In user-space the answer is often simple: use @gettimeofday@ if microseconds resolution is sufficing. Another often used mechanism is to use the time stamp counter - but as mentioned in another blog-post in the lion share of all use cases the advice is often too narrow because of clock variances in SMP/CMP systems and hibernation issues.
#define rdtscll(val) \ __asm__ __volatile__("rdtsc" : "=A" (val))
In kernel-space the timing capabilities are a little bit more complex and several functions are provided. Three new kinds functions are available, both with different scalability and precision:
- trace_clock -- this clock is good compromise of the other clocks.
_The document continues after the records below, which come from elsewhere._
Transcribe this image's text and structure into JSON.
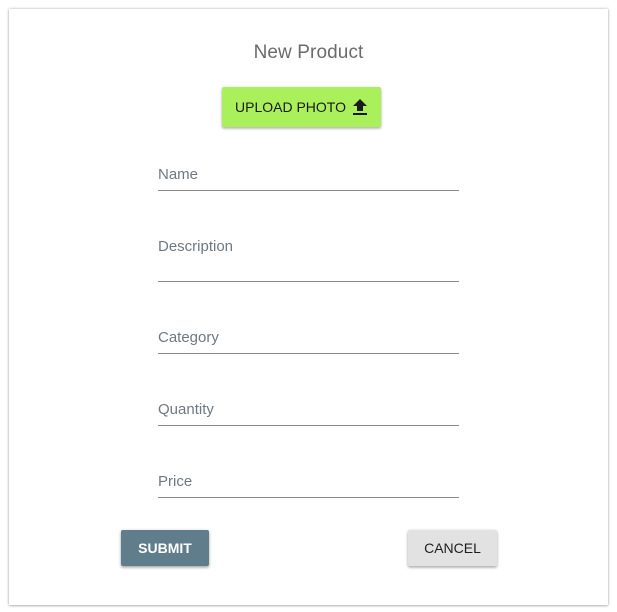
{
  "form": {
    "title": "New Product",
    "upload_label": "UPLOAD PHOTO",
    "upload_icon": "upload-icon",
    "fields": {
      "name": {
        "label": "Name",
        "value": ""
      },
      "description": {
        "label": "Description",
        "value": ""
      },
      "category": {
        "label": "Category",
        "value": ""
      },
      "quantity": {
        "label": "Quantity",
        "value": ""
      },
      "price": {
        "label": "Price",
        "value": ""
      }
    },
    "submit_label": "SUBMIT",
    "cancel_label": "CANCEL"
  },
  "colors": {
    "upload_button": "#aaf05a",
    "submit_button": "#607d8b",
    "cancel_button": "#e2e2e2",
    "label_text": "#6f7882",
    "title_text": "#6b6b6b"
  }
}
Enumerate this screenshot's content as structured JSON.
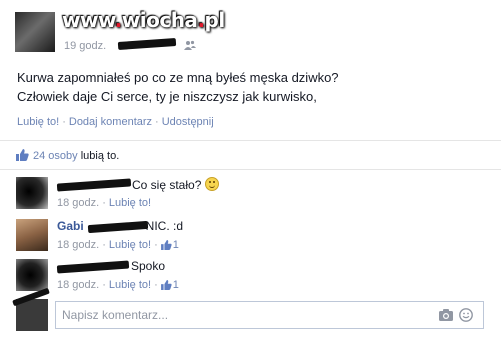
{
  "watermark": {
    "part1": "www",
    "dot": ".",
    "part2": "wiocha",
    "dot2": ".",
    "part3": "pl"
  },
  "post": {
    "time": "19 godz.",
    "text_line1": "Kurwa zapomniałeś po co ze mną byłeś męska dziwko?",
    "text_line2": "Człowiek daje Ci serce, ty je niszczysz jak kurwisko,",
    "actions": {
      "like": "Lubię to!",
      "comment": "Dodaj komentarz",
      "share": "Udostępnij",
      "separator": "·"
    }
  },
  "likes": {
    "count_text": "24 osoby",
    "suffix": "lubią to."
  },
  "comments": [
    {
      "text": "Co się stało?",
      "time": "18 godz.",
      "like": "Lubię to!",
      "count": ""
    },
    {
      "name": "Gabi",
      "text": "NIC. :d",
      "time": "18 godz.",
      "like": "Lubię to!",
      "count": "1"
    },
    {
      "text": "Spoko",
      "time": "18 godz.",
      "like": "Lubię to!",
      "count": "1"
    }
  ],
  "reply": {
    "placeholder": "Napisz komentarz..."
  },
  "colors": {
    "link": "#6d84b4",
    "name": "#3b5998",
    "meta": "#9197a3"
  }
}
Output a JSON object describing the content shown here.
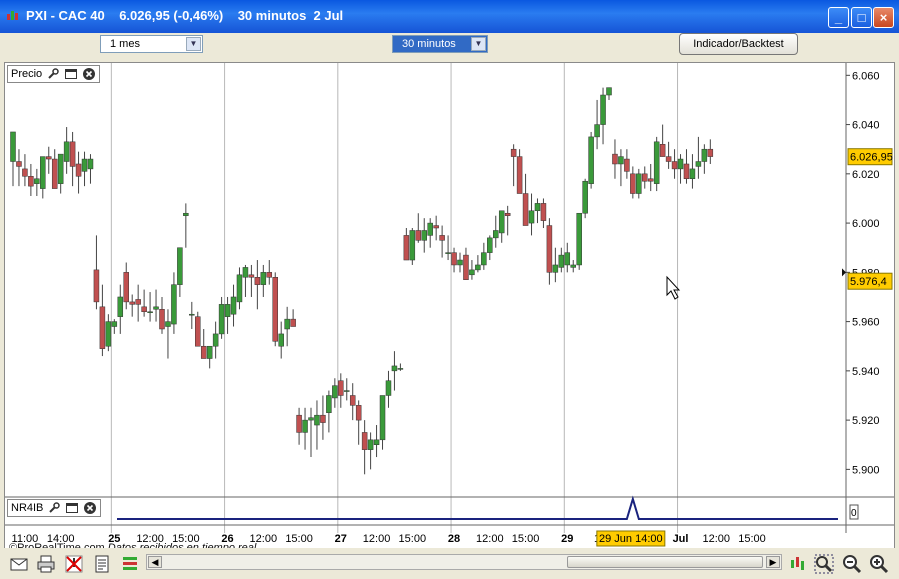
{
  "window": {
    "title": "PXI - CAC 40    6.026,95 (-0,46%)    30 minutos  2 Jul",
    "min_label": "_",
    "max_label": "□",
    "close_label": "×"
  },
  "toolbar": {
    "period_value": "1 mes",
    "interval_value": "30 minutos",
    "indicator_button": "Indicador/Backtest"
  },
  "panes": {
    "price_label": "Precio",
    "indicator_label": "NR4IB",
    "indicator_axis_value": "0"
  },
  "watermark": {
    "source": "©ProRealTime.com",
    "status": "Datos recibidos en tiempo real"
  },
  "colors": {
    "up": "#3a9a3a",
    "down": "#c05050",
    "wick": "#444444",
    "gridline": "#b8b8b8",
    "price_tag": "#ffcc00",
    "indicator_line": "#1a237e",
    "titlebar": "#0a58e0"
  },
  "icons": [
    "wrench-icon",
    "window-icon",
    "close-circle-icon",
    "mail-icon",
    "print-icon",
    "no-alert-icon",
    "notes-icon",
    "list-icon",
    "candles-icon",
    "zoom-box-icon",
    "zoom-out-icon",
    "zoom-in-icon"
  ],
  "chart_data": {
    "type": "candlestick",
    "y_axis": {
      "range": [
        5890,
        6065
      ],
      "ticks": [
        "6.060",
        "6.040",
        "6.020",
        "6.000",
        "5.980",
        "5.960",
        "5.940",
        "5.920",
        "5.900"
      ],
      "tick_values": [
        6060,
        6040,
        6020,
        6000,
        5980,
        5960,
        5940,
        5920,
        5900
      ]
    },
    "last_price_tag": "6.026,95",
    "last_price_value": 6026.95,
    "cursor_price_tag": "5.976,4",
    "cursor_price_value": 5976.4,
    "x_axis": {
      "ticks": [
        {
          "label": "11:00",
          "bold": false,
          "bar": 2
        },
        {
          "label": "14:00",
          "bold": false,
          "bar": 8
        },
        {
          "label": "25",
          "bold": true,
          "bar": 17
        },
        {
          "label": "12:00",
          "bold": false,
          "bar": 23
        },
        {
          "label": "15:00",
          "bold": false,
          "bar": 29
        },
        {
          "label": "26",
          "bold": true,
          "bar": 36
        },
        {
          "label": "12:00",
          "bold": false,
          "bar": 42
        },
        {
          "label": "15:00",
          "bold": false,
          "bar": 48
        },
        {
          "label": "27",
          "bold": true,
          "bar": 55
        },
        {
          "label": "12:00",
          "bold": false,
          "bar": 61
        },
        {
          "label": "15:00",
          "bold": false,
          "bar": 67
        },
        {
          "label": "28",
          "bold": true,
          "bar": 74
        },
        {
          "label": "12:00",
          "bold": false,
          "bar": 80
        },
        {
          "label": "15:00",
          "bold": false,
          "bar": 86
        },
        {
          "label": "29",
          "bold": true,
          "bar": 93
        },
        {
          "label": "1",
          "bold": false,
          "bar": 98
        },
        {
          "label": "Jul",
          "bold": true,
          "bar": 112
        },
        {
          "label": "12:00",
          "bold": false,
          "bar": 118
        },
        {
          "label": "15:00",
          "bold": false,
          "bar": 124
        }
      ],
      "cursor_label": "29 Jun 14:00",
      "cursor_bar": 104,
      "day_separators": [
        17,
        36,
        55,
        74,
        93,
        112
      ]
    },
    "candles": [
      {
        "o": 6025,
        "h": 6037,
        "l": 6015,
        "c": 6037
      },
      {
        "o": 6025,
        "h": 6030,
        "l": 6015,
        "c": 6023
      },
      {
        "o": 6022,
        "h": 6028,
        "l": 6015,
        "c": 6019
      },
      {
        "o": 6019,
        "h": 6024,
        "l": 6011,
        "c": 6015
      },
      {
        "o": 6016,
        "h": 6022,
        "l": 6011,
        "c": 6018
      },
      {
        "o": 6014,
        "h": 6020,
        "l": 6010,
        "c": 6027
      },
      {
        "o": 6027,
        "h": 6031,
        "l": 6020,
        "c": 6026
      },
      {
        "o": 6026,
        "h": 6030,
        "l": 6015,
        "c": 6014
      },
      {
        "o": 6016,
        "h": 6025,
        "l": 6012,
        "c": 6028
      },
      {
        "o": 6025,
        "h": 6039,
        "l": 6020,
        "c": 6033
      },
      {
        "o": 6033,
        "h": 6037,
        "l": 6015,
        "c": 6023
      },
      {
        "o": 6024,
        "h": 6029,
        "l": 6012,
        "c": 6019
      },
      {
        "o": 6021,
        "h": 6029,
        "l": 6015,
        "c": 6026
      },
      {
        "o": 6022,
        "h": 6028,
        "l": 6016,
        "c": 6026
      },
      {
        "o": 5981,
        "h": 5995,
        "l": 5965,
        "c": 5968
      },
      {
        "o": 5966,
        "h": 5975,
        "l": 5946,
        "c": 5949
      },
      {
        "o": 5950,
        "h": 5963,
        "l": 5948,
        "c": 5960
      },
      {
        "o": 5958,
        "h": 5961,
        "l": 5955,
        "c": 5960
      },
      {
        "o": 5962,
        "h": 5975,
        "l": 5955,
        "c": 5970
      },
      {
        "o": 5980,
        "h": 5984,
        "l": 5965,
        "c": 5968
      },
      {
        "o": 5968,
        "h": 5971,
        "l": 5962,
        "c": 5967
      },
      {
        "o": 5969,
        "h": 5975,
        "l": 5960,
        "c": 5967
      },
      {
        "o": 5966,
        "h": 5973,
        "l": 5962,
        "c": 5964
      },
      {
        "o": 5964,
        "h": 5972,
        "l": 5960,
        "c": 5964
      },
      {
        "o": 5965,
        "h": 5973,
        "l": 5960,
        "c": 5966
      },
      {
        "o": 5965,
        "h": 5970,
        "l": 5955,
        "c": 5957
      },
      {
        "o": 5958,
        "h": 5965,
        "l": 5945,
        "c": 5960
      },
      {
        "o": 5959,
        "h": 5980,
        "l": 5955,
        "c": 5975
      },
      {
        "o": 5975,
        "h": 5989,
        "l": 5970,
        "c": 5990
      },
      {
        "o": 6003,
        "h": 6008,
        "l": 5990,
        "c": 6004
      },
      {
        "o": 5963,
        "h": 5968,
        "l": 5957,
        "c": 5963
      },
      {
        "o": 5962,
        "h": 5964,
        "l": 5950,
        "c": 5950
      },
      {
        "o": 5950,
        "h": 5957,
        "l": 5945,
        "c": 5945
      },
      {
        "o": 5945,
        "h": 5950,
        "l": 5941,
        "c": 5950
      },
      {
        "o": 5950,
        "h": 5960,
        "l": 5945,
        "c": 5955
      },
      {
        "o": 5955,
        "h": 5970,
        "l": 5953,
        "c": 5967
      },
      {
        "o": 5962,
        "h": 5970,
        "l": 5955,
        "c": 5967
      },
      {
        "o": 5963,
        "h": 5975,
        "l": 5958,
        "c": 5970
      },
      {
        "o": 5968,
        "h": 5982,
        "l": 5965,
        "c": 5979
      },
      {
        "o": 5978,
        "h": 5983,
        "l": 5970,
        "c": 5982
      },
      {
        "o": 5979,
        "h": 5983,
        "l": 5970,
        "c": 5978
      },
      {
        "o": 5978,
        "h": 5985,
        "l": 5965,
        "c": 5975
      },
      {
        "o": 5975,
        "h": 5983,
        "l": 5970,
        "c": 5980
      },
      {
        "o": 5980,
        "h": 5985,
        "l": 5975,
        "c": 5978
      },
      {
        "o": 5978,
        "h": 5980,
        "l": 5950,
        "c": 5952
      },
      {
        "o": 5950,
        "h": 5960,
        "l": 5945,
        "c": 5955
      },
      {
        "o": 5957,
        "h": 5966,
        "l": 5950,
        "c": 5961
      },
      {
        "o": 5961,
        "h": 5965,
        "l": 5958,
        "c": 5958
      },
      {
        "o": 5922,
        "h": 5925,
        "l": 5910,
        "c": 5915
      },
      {
        "o": 5915,
        "h": 5925,
        "l": 5908,
        "c": 5920
      },
      {
        "o": 5920,
        "h": 5925,
        "l": 5905,
        "c": 5921
      },
      {
        "o": 5918,
        "h": 5928,
        "l": 5908,
        "c": 5922
      },
      {
        "o": 5922,
        "h": 5930,
        "l": 5912,
        "c": 5919
      },
      {
        "o": 5923,
        "h": 5932,
        "l": 5915,
        "c": 5930
      },
      {
        "o": 5929,
        "h": 5937,
        "l": 5925,
        "c": 5934
      },
      {
        "o": 5936,
        "h": 5939,
        "l": 5925,
        "c": 5930
      },
      {
        "o": 5932,
        "h": 5937,
        "l": 5928,
        "c": 5932
      },
      {
        "o": 5930,
        "h": 5935,
        "l": 5920,
        "c": 5926
      },
      {
        "o": 5926,
        "h": 5928,
        "l": 5910,
        "c": 5920
      },
      {
        "o": 5915,
        "h": 5920,
        "l": 5898,
        "c": 5908
      },
      {
        "o": 5908,
        "h": 5915,
        "l": 5900,
        "c": 5912
      },
      {
        "o": 5910,
        "h": 5918,
        "l": 5905,
        "c": 5912
      },
      {
        "o": 5912,
        "h": 5925,
        "l": 5908,
        "c": 5930
      },
      {
        "o": 5930,
        "h": 5940,
        "l": 5925,
        "c": 5936
      },
      {
        "o": 5940,
        "h": 5948,
        "l": 5932,
        "c": 5942
      },
      {
        "o": 5941,
        "h": 5943,
        "l": 5940,
        "c": 5941
      },
      {
        "o": 5995,
        "h": 5998,
        "l": 5985,
        "c": 5985
      },
      {
        "o": 5985,
        "h": 5998,
        "l": 5983,
        "c": 5997
      },
      {
        "o": 5997,
        "h": 6004,
        "l": 5992,
        "c": 5993
      },
      {
        "o": 5993,
        "h": 6002,
        "l": 5988,
        "c": 5997
      },
      {
        "o": 5995,
        "h": 6002,
        "l": 5990,
        "c": 6000
      },
      {
        "o": 5999,
        "h": 6003,
        "l": 5993,
        "c": 5998
      },
      {
        "o": 5995,
        "h": 5999,
        "l": 5986,
        "c": 5993
      },
      {
        "o": 5988,
        "h": 5995,
        "l": 5985,
        "c": 5988
      },
      {
        "o": 5988,
        "h": 5990,
        "l": 5980,
        "c": 5983
      },
      {
        "o": 5983,
        "h": 5988,
        "l": 5980,
        "c": 5985
      },
      {
        "o": 5987,
        "h": 5990,
        "l": 5978,
        "c": 5977
      },
      {
        "o": 5979,
        "h": 5985,
        "l": 5977,
        "c": 5981
      },
      {
        "o": 5981,
        "h": 5987,
        "l": 5980,
        "c": 5983
      },
      {
        "o": 5983,
        "h": 5992,
        "l": 5981,
        "c": 5988
      },
      {
        "o": 5988,
        "h": 5995,
        "l": 5985,
        "c": 5994
      },
      {
        "o": 5994,
        "h": 6003,
        "l": 5990,
        "c": 5997
      },
      {
        "o": 5996,
        "h": 6000,
        "l": 5992,
        "c": 6005
      },
      {
        "o": 6004,
        "h": 6007,
        "l": 5995,
        "c": 6003
      },
      {
        "o": 6030,
        "h": 6032,
        "l": 6015,
        "c": 6027
      },
      {
        "o": 6027,
        "h": 6030,
        "l": 6015,
        "c": 6012
      },
      {
        "o": 6012,
        "h": 6020,
        "l": 6000,
        "c": 5999
      },
      {
        "o": 6000,
        "h": 6012,
        "l": 5995,
        "c": 6005
      },
      {
        "o": 6005,
        "h": 6010,
        "l": 6000,
        "c": 6008
      },
      {
        "o": 6008,
        "h": 6010,
        "l": 5998,
        "c": 6001
      },
      {
        "o": 5999,
        "h": 6002,
        "l": 5975,
        "c": 5980
      },
      {
        "o": 5980,
        "h": 5990,
        "l": 5976,
        "c": 5983
      },
      {
        "o": 5982,
        "h": 5990,
        "l": 5980,
        "c": 5987
      },
      {
        "o": 5983,
        "h": 5992,
        "l": 5980,
        "c": 5988
      },
      {
        "o": 5982,
        "h": 5985,
        "l": 5980,
        "c": 5983
      },
      {
        "o": 5983,
        "h": 6003,
        "l": 5981,
        "c": 6004
      },
      {
        "o": 6004,
        "h": 6018,
        "l": 6002,
        "c": 6017
      },
      {
        "o": 6016,
        "h": 6037,
        "l": 6014,
        "c": 6035
      },
      {
        "o": 6035,
        "h": 6050,
        "l": 6030,
        "c": 6040
      },
      {
        "o": 6040,
        "h": 6055,
        "l": 6032,
        "c": 6052
      },
      {
        "o": 6052,
        "h": 6055,
        "l": 6050,
        "c": 6055
      },
      {
        "o": 6028,
        "h": 6034,
        "l": 6018,
        "c": 6024
      },
      {
        "o": 6024,
        "h": 6030,
        "l": 6015,
        "c": 6027
      },
      {
        "o": 6026,
        "h": 6030,
        "l": 6018,
        "c": 6021
      },
      {
        "o": 6020,
        "h": 6023,
        "l": 6010,
        "c": 6012
      },
      {
        "o": 6012,
        "h": 6022,
        "l": 6010,
        "c": 6020
      },
      {
        "o": 6020,
        "h": 6023,
        "l": 6014,
        "c": 6017
      },
      {
        "o": 6018,
        "h": 6024,
        "l": 6013,
        "c": 6017
      },
      {
        "o": 6016,
        "h": 6035,
        "l": 6013,
        "c": 6033
      },
      {
        "o": 6032,
        "h": 6040,
        "l": 6027,
        "c": 6027
      },
      {
        "o": 6027,
        "h": 6033,
        "l": 6022,
        "c": 6025
      },
      {
        "o": 6025,
        "h": 6030,
        "l": 6018,
        "c": 6022
      },
      {
        "o": 6022,
        "h": 6028,
        "l": 6016,
        "c": 6026
      },
      {
        "o": 6024,
        "h": 6030,
        "l": 6016,
        "c": 6018
      },
      {
        "o": 6018,
        "h": 6028,
        "l": 6014,
        "c": 6022
      },
      {
        "o": 6023,
        "h": 6035,
        "l": 6018,
        "c": 6025
      },
      {
        "o": 6025,
        "h": 6032,
        "l": 6020,
        "c": 6030
      },
      {
        "o": 6030,
        "h": 6034,
        "l": 6024,
        "c": 6027
      }
    ],
    "indicator": {
      "name": "NR4IB",
      "values_note": "flat at 0 with single spike near 29 Jun 14:00",
      "spike_bar": 104
    }
  }
}
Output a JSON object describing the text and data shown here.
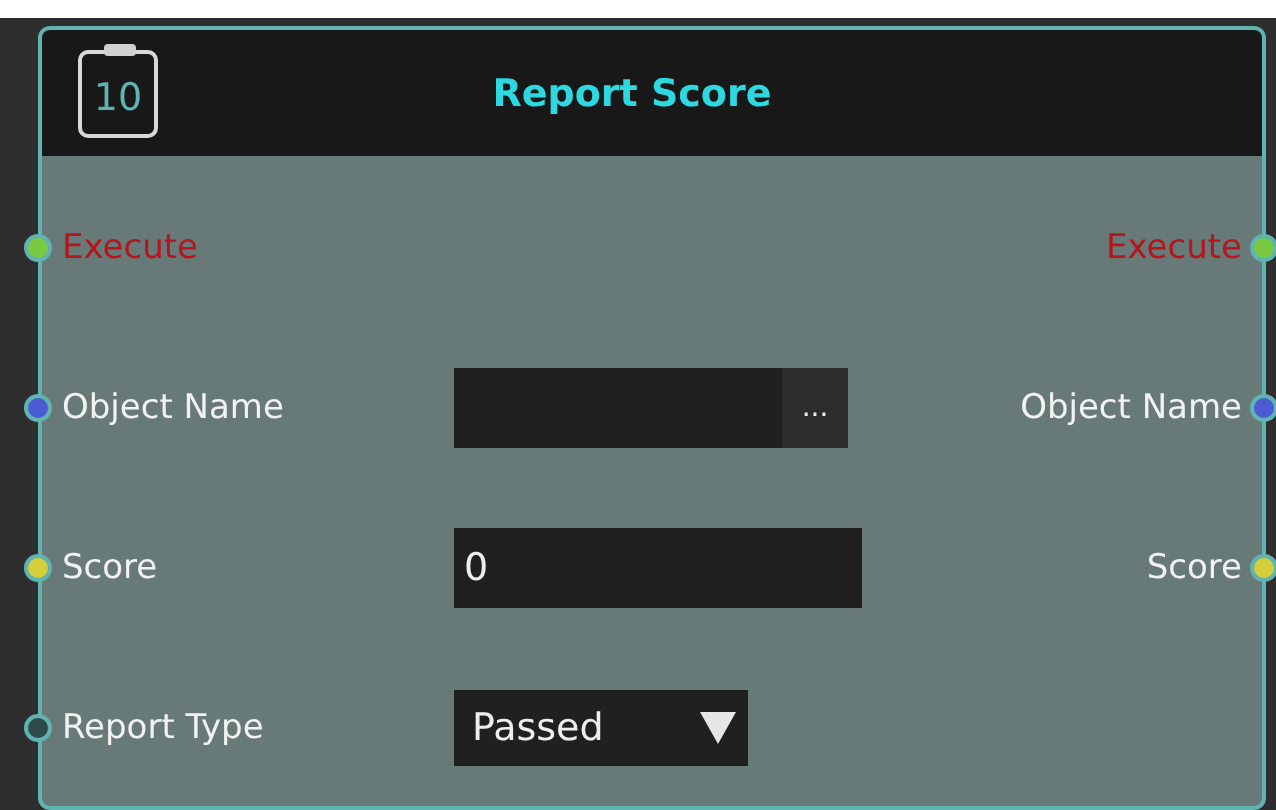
{
  "node": {
    "title": "Report Score",
    "icon_label": "10",
    "rows": [
      {
        "input": {
          "label": "Execute",
          "kind": "exec",
          "color": "#7ac943"
        },
        "output": {
          "label": "Execute",
          "kind": "exec",
          "color": "#7ac943"
        }
      },
      {
        "input": {
          "label": "Object Name",
          "kind": "data",
          "color": "#4a5bd4"
        },
        "field": {
          "kind": "browse",
          "button": "..."
        },
        "output": {
          "label": "Object Name",
          "kind": "data",
          "color": "#4a5bd4"
        }
      },
      {
        "input": {
          "label": "Score",
          "kind": "data",
          "color": "#d4cf3a"
        },
        "field": {
          "kind": "text",
          "value": "0"
        },
        "output": {
          "label": "Score",
          "kind": "data",
          "color": "#d4cf3a"
        }
      },
      {
        "input": {
          "label": "Report Type",
          "kind": "data",
          "color": "#2f4a4a"
        },
        "field": {
          "kind": "dropdown",
          "value": "Passed"
        }
      }
    ]
  }
}
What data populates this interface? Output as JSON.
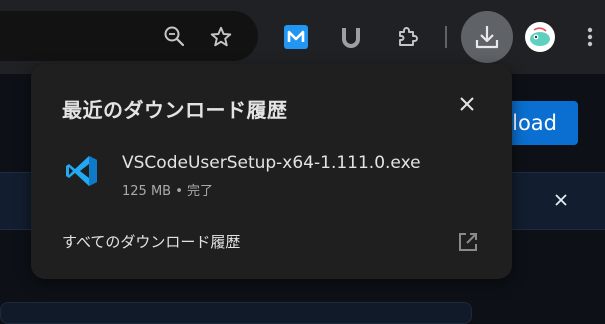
{
  "toolbar": {
    "icons": [
      "zoom-icon",
      "star-icon",
      "extension-m-icon",
      "extension-u-icon",
      "puzzle-icon",
      "download-icon",
      "avatar",
      "menu-icon"
    ],
    "ext_m_color": "#2196f3",
    "download_btn_color": "#5f6368"
  },
  "page": {
    "blue_button_label": "load"
  },
  "download_panel": {
    "title": "最近のダウンロード履歴",
    "items": [
      {
        "file_name": "VSCodeUserSetup-x64-1.111.0.exe",
        "status": "125 MB • 完了",
        "icon": "vscode-icon"
      }
    ],
    "all_history_label": "すべてのダウンロード履歴"
  },
  "colors": {
    "panel_bg": "#1f1f1f",
    "text_primary": "#e3e3e3",
    "text_secondary": "#aaaaaa",
    "vscode_blue": "#23a9f2",
    "page_button": "#0a6fd1"
  }
}
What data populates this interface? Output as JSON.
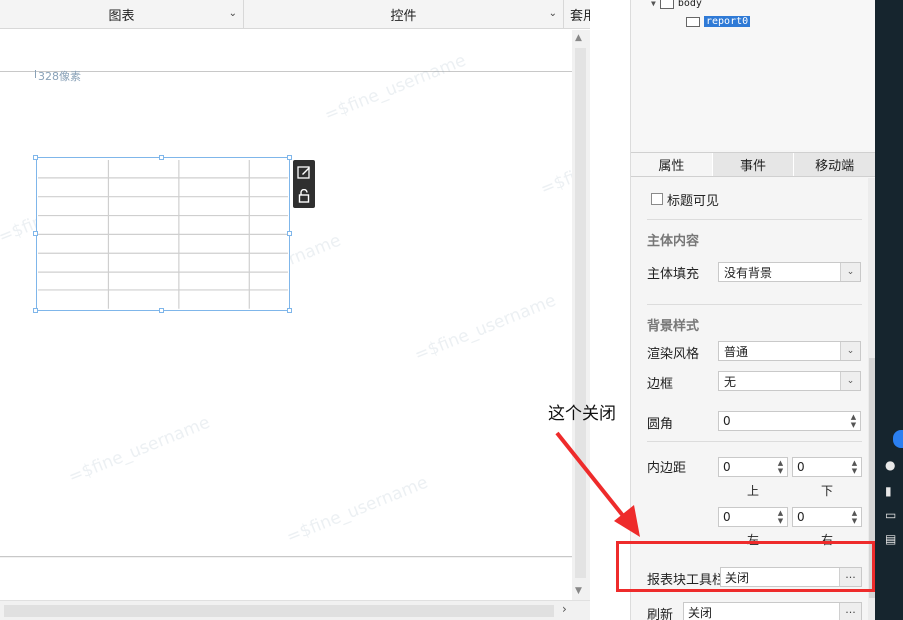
{
  "top_tabs": [
    {
      "label": "图表"
    },
    {
      "label": "控件"
    },
    {
      "label": "套用"
    }
  ],
  "canvas": {
    "size_label": "328像素",
    "watermark": "=$fine_username"
  },
  "widget_tools": {
    "edit_icon": "edit-icon",
    "lock_icon": "unlock-icon"
  },
  "tree": {
    "body_label": "body",
    "report_label": "report0"
  },
  "property_tabs": [
    {
      "label": "属性",
      "active": true
    },
    {
      "label": "事件",
      "active": false
    },
    {
      "label": "移动端",
      "active": false
    }
  ],
  "properties": {
    "title_visible_label": "标题可见",
    "main_content_title": "主体内容",
    "main_fill_label": "主体填充",
    "main_fill_value": "没有背景",
    "bg_style_title": "背景样式",
    "render_style_label": "渲染风格",
    "render_style_value": "普通",
    "border_label": "边框",
    "border_value": "无",
    "radius_label": "圆角",
    "radius_value": "0",
    "padding_label": "内边距",
    "padding_top": "0",
    "padding_bottom": "0",
    "padding_left": "0",
    "padding_right": "0",
    "top_label": "上",
    "bottom_label": "下",
    "left_label": "左",
    "right_label": "右",
    "toolbar_label": "报表块工具栏",
    "toolbar_value": "关闭",
    "refresh_label": "刷新",
    "refresh_value": "关闭",
    "more_button": "···"
  },
  "annotation": {
    "text": "这个关闭",
    "color": "#ee2b2b"
  }
}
The clock is not completely serialized but try to level CPU boundaries.
- trace_clock_local -- complete un-serialized, lowest latency.
- trace_clock_global -- use clock at core with id 0, highest latency.
All three clocks provide u64 nanoseconds granularity (but not precision ;). At the end it is often more crucial to get exact timings as a precise timestamping mechanism with a small latency but variances of several magnitudes due to SMP/CMP issues.